My wife and I have forgotten how to cook.
Not literally, but Kelly remarked the other day that she used to plan meals, but not any more.
In some sense, we are still getting used to not having kids around on a regular basis.
On any given night, it could be one for dinner or five.
Nights my wife works late and there are no kids around, I rummage through the refrigerator for anything that takes little effort to make. If I can put it in the microwave, all the better.
When my wife comes home from work, it's usually cereal for her.
Now that college is out for the summer, there are times my daughter is home for dinner, sometimes her boyfriend is with her, and on the rare occasion, my son will join us.
Mother's Day was such a rarity. Everyone was home and hungry.
Alek asked me what's for supper, and then Kelly asked me what's for supper.

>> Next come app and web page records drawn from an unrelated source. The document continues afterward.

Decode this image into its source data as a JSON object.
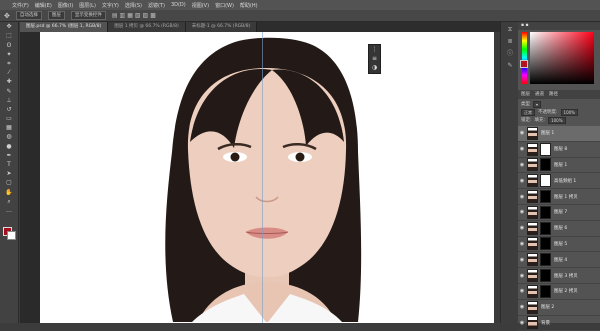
{
  "menubar": {
    "items": [
      "文件(F)",
      "编辑(E)",
      "图像(I)",
      "图层(L)",
      "文字(Y)",
      "选择(S)",
      "滤镜(T)",
      "3D(D)",
      "视图(V)",
      "窗口(W)",
      "帮助(H)"
    ]
  },
  "options": {
    "chip1": "自动选择",
    "chip2": "图层",
    "chip3": "显示变换控件"
  },
  "tabs": [
    {
      "label": "图层.psd @ 66.7% (图层 1, RGB/8)"
    },
    {
      "label": "图层 1 拷贝 @ 66.7% (RGB/8)"
    },
    {
      "label": "未标题-1 @ 66.7% (RGB/8)"
    }
  ],
  "layers_panel": {
    "tabs": [
      "图层",
      "通道",
      "路径"
    ],
    "mode_label": "正常",
    "opacity_label": "不透明度:",
    "opacity_value": "100%",
    "fill_label": "填充:",
    "fill_value": "100%",
    "lock_label": "锁定:",
    "kind_label": "类型"
  },
  "layers": [
    {
      "name": "图层 1",
      "mask": "none",
      "selected": true
    },
    {
      "name": "图层 8",
      "mask": "white",
      "selected": false
    },
    {
      "name": "图层 1",
      "mask": "black",
      "selected": false
    },
    {
      "name": "高低频组 1",
      "mask": "white",
      "selected": false
    },
    {
      "name": "图层 1 拷贝",
      "mask": "black",
      "selected": false
    },
    {
      "name": "图层 7",
      "mask": "black",
      "selected": false
    },
    {
      "name": "图层 6",
      "mask": "black",
      "selected": false
    },
    {
      "name": "图层 5",
      "mask": "black",
      "selected": false
    },
    {
      "name": "图层 4",
      "mask": "black",
      "selected": false
    },
    {
      "name": "图层 3 拷贝",
      "mask": "black",
      "selected": false
    },
    {
      "name": "图层 2 拷贝",
      "mask": "black",
      "selected": false
    },
    {
      "name": "图层 2",
      "mask": "none",
      "selected": false
    },
    {
      "name": "背景",
      "mask": "none",
      "selected": false
    }
  ],
  "colors": {
    "foreground": "#a4101e",
    "background": "#ffffff",
    "canvas_bg": "#ffffff"
  },
  "icons": {
    "toolbar": [
      "move-icon",
      "marquee-icon",
      "lasso-icon",
      "magic-wand-icon",
      "crop-icon",
      "eyedropper-icon",
      "healing-icon",
      "brush-icon",
      "clone-stamp-icon",
      "history-brush-icon",
      "eraser-icon",
      "gradient-icon",
      "blur-icon",
      "dodge-icon",
      "pen-icon",
      "type-icon",
      "path-select-icon",
      "shape-icon",
      "hand-icon",
      "zoom-icon",
      "more-tools-icon"
    ]
  }
}
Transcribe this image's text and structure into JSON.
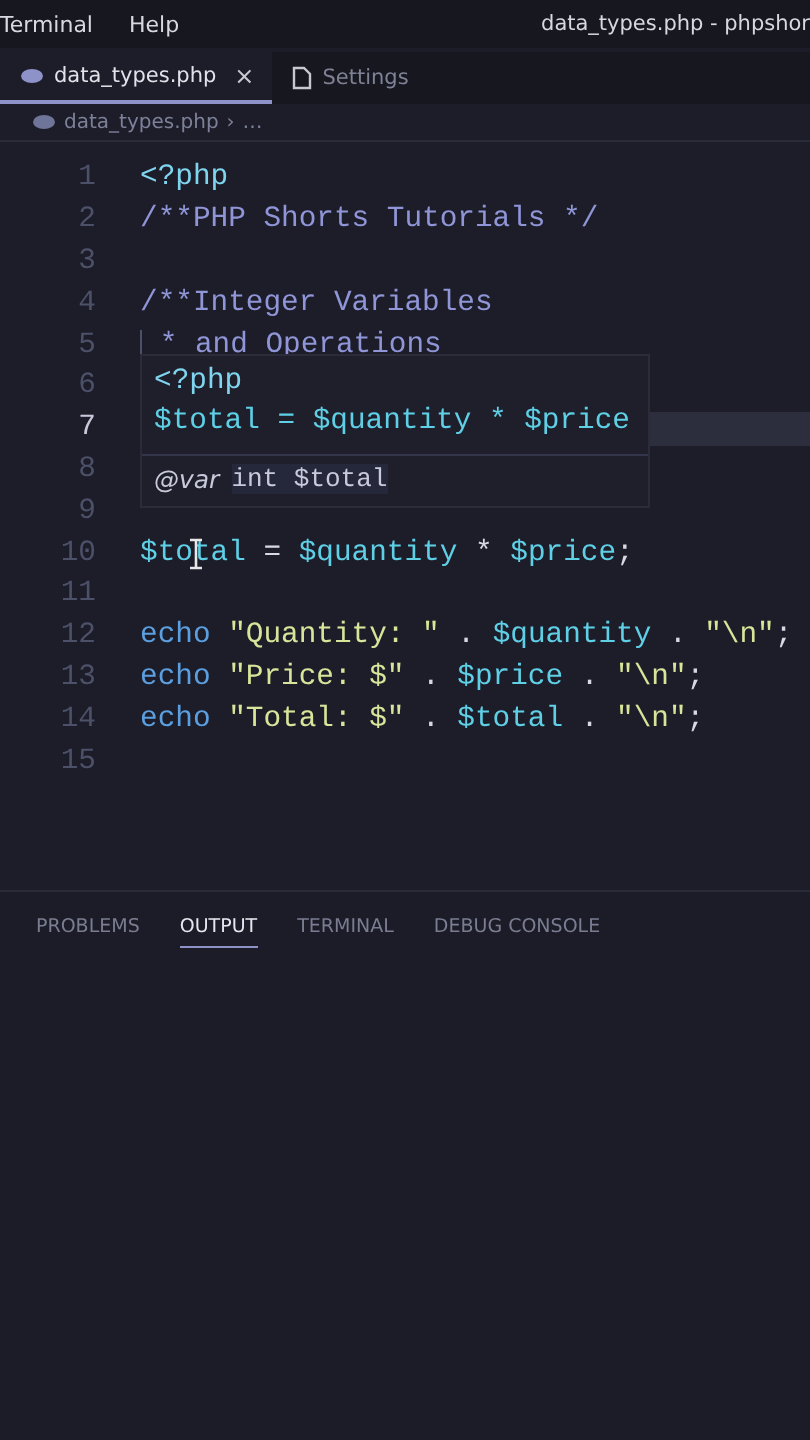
{
  "menu_bar": {
    "items": [
      "Terminal",
      "Help"
    ],
    "window_title": "data_types.php - phpshor"
  },
  "tabs": [
    {
      "label": "data_types.php",
      "kind": "php",
      "selected": true,
      "close": "×"
    },
    {
      "label": "Settings",
      "kind": "file",
      "selected": false
    }
  ],
  "breadcrumb": {
    "file": "data_types.php",
    "separator": "›",
    "rest": "…"
  },
  "code_lines": [
    {
      "number": "1",
      "selected": false,
      "tokens": [
        {
          "kind": "tag",
          "text": "<?php"
        }
      ]
    },
    {
      "number": "2",
      "selected": false,
      "tokens": [
        {
          "kind": "comment",
          "text": "/**PHP Shorts Tutorials */"
        }
      ]
    },
    {
      "number": "3",
      "selected": false
    },
    {
      "number": "4",
      "selected": false,
      "tokens": [
        {
          "kind": "comment",
          "text": "/**Integer Variables"
        }
      ]
    },
    {
      "number": "5",
      "selected": false,
      "guide": true,
      "tokens": [
        {
          "kind": "comment",
          "text": " * and Operations"
        }
      ]
    },
    {
      "number": "6",
      "selected": false
    },
    {
      "number": "7",
      "selected": true
    },
    {
      "number": "8",
      "selected": false
    },
    {
      "number": "9",
      "selected": false
    },
    {
      "number": "10",
      "selected": false,
      "cursor": true,
      "tokens": [
        {
          "kind": "variable",
          "text": "$total"
        },
        {
          "kind": "operator",
          "text": " = "
        },
        {
          "kind": "variable",
          "text": "$quantity"
        },
        {
          "kind": "operator",
          "text": " * "
        },
        {
          "kind": "variable",
          "text": "$price"
        },
        {
          "kind": "operator",
          "text": ";"
        }
      ]
    },
    {
      "number": "11",
      "selected": false
    },
    {
      "number": "12",
      "selected": false,
      "tokens": [
        {
          "kind": "keyword",
          "text": "echo "
        },
        {
          "kind": "string",
          "text": "\"Quantity: \""
        },
        {
          "kind": "operator",
          "text": " . "
        },
        {
          "kind": "variable",
          "text": "$quantity"
        },
        {
          "kind": "operator",
          "text": " . "
        },
        {
          "kind": "string",
          "text": "\"\\n\""
        },
        {
          "kind": "operator",
          "text": ";"
        }
      ]
    },
    {
      "number": "13",
      "selected": false,
      "tokens": [
        {
          "kind": "keyword",
          "text": "echo "
        },
        {
          "kind": "string",
          "text": "\"Price: $\""
        },
        {
          "kind": "operator",
          "text": " . "
        },
        {
          "kind": "variable",
          "text": "$price"
        },
        {
          "kind": "operator",
          "text": " . "
        },
        {
          "kind": "string",
          "text": "\"\\n\""
        },
        {
          "kind": "operator",
          "text": ";"
        }
      ]
    },
    {
      "number": "14",
      "selected": false,
      "tokens": [
        {
          "kind": "keyword",
          "text": "echo "
        },
        {
          "kind": "string",
          "text": "\"Total: $\""
        },
        {
          "kind": "operator",
          "text": " . "
        },
        {
          "kind": "variable",
          "text": "$total"
        },
        {
          "kind": "operator",
          "text": " . "
        },
        {
          "kind": "string",
          "text": "\"\\n\""
        },
        {
          "kind": "operator",
          "text": ";"
        }
      ]
    },
    {
      "number": "15",
      "selected": false
    }
  ],
  "hover_popup": {
    "code": [
      "<?php",
      "$total = $quantity * $price"
    ],
    "doc_tag": "@var",
    "doc_text": "int $total"
  },
  "panel_tabs": [
    {
      "label": "PROBLEMS",
      "selected": false
    },
    {
      "label": "OUTPUT",
      "selected": true
    },
    {
      "label": "TERMINAL",
      "selected": false
    },
    {
      "label": "DEBUG CONSOLE",
      "selected": false
    }
  ]
}
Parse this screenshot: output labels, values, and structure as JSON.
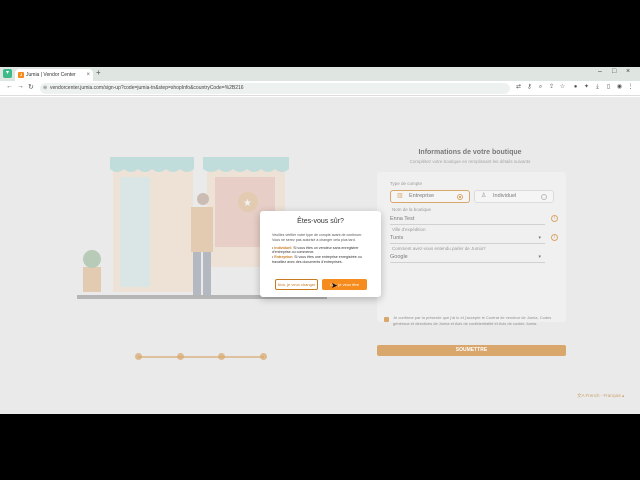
{
  "browser": {
    "tab_title": "Jumia | Vendor Center",
    "tab_favicon": "J",
    "new_tab": "+",
    "url": "vendorcenter.jumia.com/sign-up?code=jumia-tn&step=shopInfo&countryCode=%2B216"
  },
  "form": {
    "title": "Informations de votre boutique",
    "subtitle": "Complétez votre boutique en remplissant les détails suivants",
    "account_type_label": "Type de compte",
    "account_types": [
      {
        "label": "Entreprise",
        "selected": true,
        "icon": "building-icon"
      },
      {
        "label": "Individuel",
        "selected": false,
        "icon": "person-icon"
      }
    ],
    "shop_name_label": "Nom de la boutique",
    "shop_name_value": "Enna Test",
    "city_label": "Ville d'expédition",
    "city_value": "Tunis",
    "source_label": "Comment avez-vous entendu parler de Jumia?",
    "source_value": "Google",
    "consent_text": "Je confirme par la présente que j'ai lu et j'accepte le Contrat de vendeur de Jumia, Codes généraux et directives de Jumia et Avis de confidentialité et Avis de cookie Jumia.",
    "submit_label": "SOUMETTRE"
  },
  "language": "French - Français",
  "modal": {
    "title": "Êtes-vous sûr?",
    "body": "Veuillez vérifier votre type de compte avant de continuer. Vous ne serez pas autorisé à changer cela plus tard.",
    "option1_label": "Individuel:",
    "option1_text": "Si vous êtes un vendeur sans enregistrer d'entreprise ou commerce.",
    "option2_label": "Entreprise:",
    "option2_text": "Si vous êtes une entreprise enregistrée ou travaillez avec des documents d'entreprises.",
    "stay_label": "Non, je veux changer",
    "confirm_label": "Oui, je veux être"
  },
  "colors": {
    "accent": "#f68b1e",
    "accent_dark": "#c87a20"
  }
}
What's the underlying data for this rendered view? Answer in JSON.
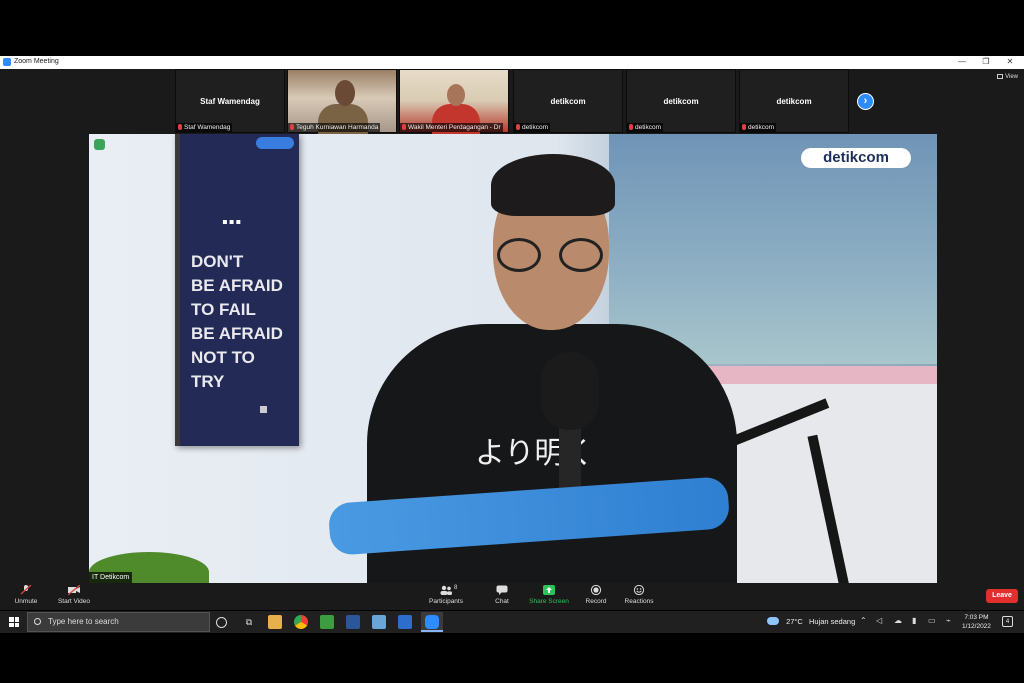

Here's where planning would have been handy.
Luckily, we always seem to have some pasta on hand, so that was dinner.
The days that followed were more normal, me asking my daughter if she was going to be around for dinner and planning accordingly.
My son is spending the summer in Columbus, Neb., where he works, and is living with a friend's family. We buy him a few groceries that he takes with him, but have to keep some of his favorites at home in case he pops in.
We are buying fewer groceries. I expected that during the school year, but thought there would be more mouths to feed during the summer.
That means food lasts a lot longer in our home. In fact, I wonder what's at the bottom of the freezer? Might be a surprise meal some night. I'll wait until everyone is home.
A lot of parents of recent graduates will be going through the same thing soon.
If the last of their brood is leaving home next fall, they will understand the changes that take place.
I went to a graduation party a couple weekends ago and was talking to a mom who was ready to transition into the empty nest. She said she's always been busy and will now just find a new kind of busy.
For years, our lives were school functions and baseball games.
Now all that has gone away, and Kelly and I are busy with the newspaper and her job, and we don't spend much time wondering what we are going to do.
There will come a time when we will know how many people will be home for dinner every night — just the two of us.
Claire and Alek will be out of college and on their own — hopefully not too far from home — but we won't have to cook for them on a regular basis.
Life is a constant change, and those who accept that have the easiest time getting along.
Right now, I'm going to enjoy trying to figure out who's home and what's for dinner.
I always have the mystery at the bottom of the freezer to fall back on.
Patrick Murphy, of Humphrey, Neb., is a former assistant managing editor of The Telegram.